Rates have remained static since the last August 2016 when rates were cut from 1.75%
Phillip Lowe the Governor of Th Reserve Bank of Australia delivered his thoughts on both global economic improvements as the economic scenarios facing Australia.
Lowe stated that overall condition in the global economy had improved citing that China, in particular, was seeing the benefits of continually improving infrastructure and development.
As the long-standing prime trading partner with Australia, the RBA will be encouraged by China’s continual investment and therefore need for raw materials and commodities. This being said Lowe also stated that he did anticipate longer-term contraction.
Australia’s terms of trade are expected to decline in the period ahead but remain at relatively high levels.
Whilst the Australian economies growth forecast remains largely unchanged, the Reserve Bank Australia anticipates GDP to pick up roughly 3% in the next few years.
Business conditions are positive and non-mining business investment has also increased.
Investment in Australian infrastructure is also now playing its part in the growth of the economy.
With a key trading pair being the US Dollar, the appreciating AUD/USD has added pressure to the Australian economy. Key areas which have suffered include employment and output with the appreciating AUD/USD being blamed for slower growth and low inflation.
As with many countries, Australia is struggling with relatively low inflation. Touching upon this the Reserve Bank of Australia said that CPI in Australia was lower than desired. With the only real increases being seen in tobacco costs. The Bank admitted that inflation was likely to remain low for the foreseeable.
In the days that followed the AUD/USD weakened significantly with the pair moving from 0.7681 to a near three-month low of 0.7637. The wishes of the RBA potentially being listened to investors.
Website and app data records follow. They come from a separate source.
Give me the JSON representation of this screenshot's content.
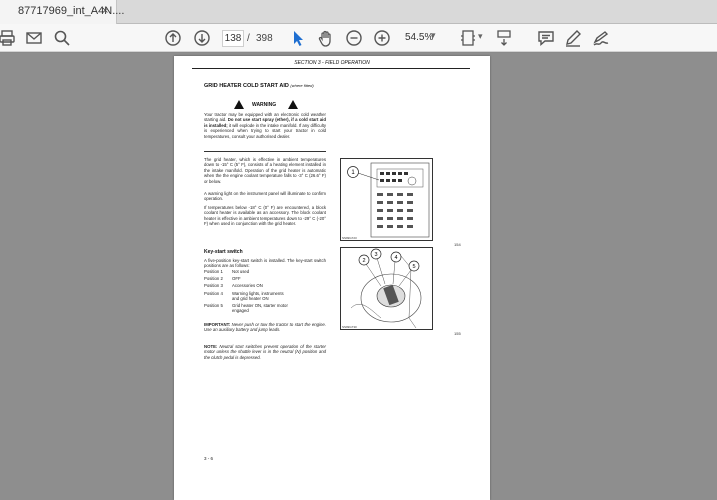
{
  "tab": {
    "title": "87717969_int_A4N....",
    "close": "×"
  },
  "toolbar": {
    "icons": [
      "printer-icon",
      "mail-icon",
      "search-icon",
      "page-up-icon",
      "page-down-icon",
      "select-cursor-icon",
      "hand-pan-icon",
      "zoom-out-icon",
      "zoom-in-icon",
      "fit-page-icon",
      "scroll-mode-icon",
      "comment-icon",
      "pen-icon",
      "sign-icon"
    ],
    "current_page": "138",
    "separator": "/",
    "total_pages": "398",
    "zoom": "54.5%"
  },
  "document": {
    "header": "SECTION 3 - FIELD OPERATION",
    "title": "GRID HEATER COLD START AID",
    "title_note": "(where fitted)",
    "warning_label": "WARNING",
    "warning_text_before": "Your tractor may be equipped with an electronic cold weather starting aid. ",
    "warning_text_bold": "Do not use start spray (ether), if a cold start aid is installed;",
    "warning_text_after": " it will explode in the intake manifold. If any difficulty is experienced when trying to start your tractor in cold temperatures, consult your authorised dealer.",
    "para1": "The grid heater, which is effective in ambient temperatures down to -15° C (5° F), consists of a heating element installed in the intake manifold. Operation of the grid heater is automatic when the the engine coolant temperature falls to -3° C (26.6° F) or below.",
    "para2": "A warning light on the instrument panel will illuminate to confirm operation.",
    "para3": "If temperatures below -18° C (0° F) are encountered, a block coolant heater is available as an accessory. The block coolant heater is effective in ambient temperatures down to -29° C (-20° F) when used in conjunction with the grid heater.",
    "section2_title": "Key-start switch",
    "section2_intro": "A five-position key-start switch is installed. The key-start switch positions are as follows:",
    "positions": [
      {
        "key": "Position 1",
        "value": "Not used"
      },
      {
        "key": "Position 2",
        "value": "OFF"
      },
      {
        "key": "Position 3",
        "value": "Accessories ON"
      },
      {
        "key": "Position 4",
        "value": "Warning lights, instruments\nand grid heater ON"
      },
      {
        "key": "Position 5",
        "value": "Grid heater ON, starter motor\nengaged"
      }
    ],
    "important_label": "IMPORTANT:",
    "important_text": " Never push or tow the tractor to start the engine. Use an auxiliary battery and jump leads.",
    "note_label": "NOTE:",
    "note_text": " Neutral start switches prevent operation of the starter motor unless the shuttle lever is in the neutral (N) position and the clutch pedal is depressed.",
    "figure1": {
      "number": "154",
      "code": "SS99G723",
      "callout": "1"
    },
    "figure2": {
      "number": "155",
      "code": "SS99G730",
      "callouts": [
        "2",
        "3",
        "4",
        "5"
      ]
    },
    "page_number": "3 - 6"
  }
}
On Friday the plot thickened with the RBA releasing their quarterly monetary policy report in which they heavily revised inflation expectation. The bank anticipates inflation will remain below their ideal rate of 2%, sitting at 1.75% until the end of 2018. Before achieving between 2-3% in 2019. The report, without doubt, dictates longer-term interest rate decisions as the RBA wrestles with low inflation.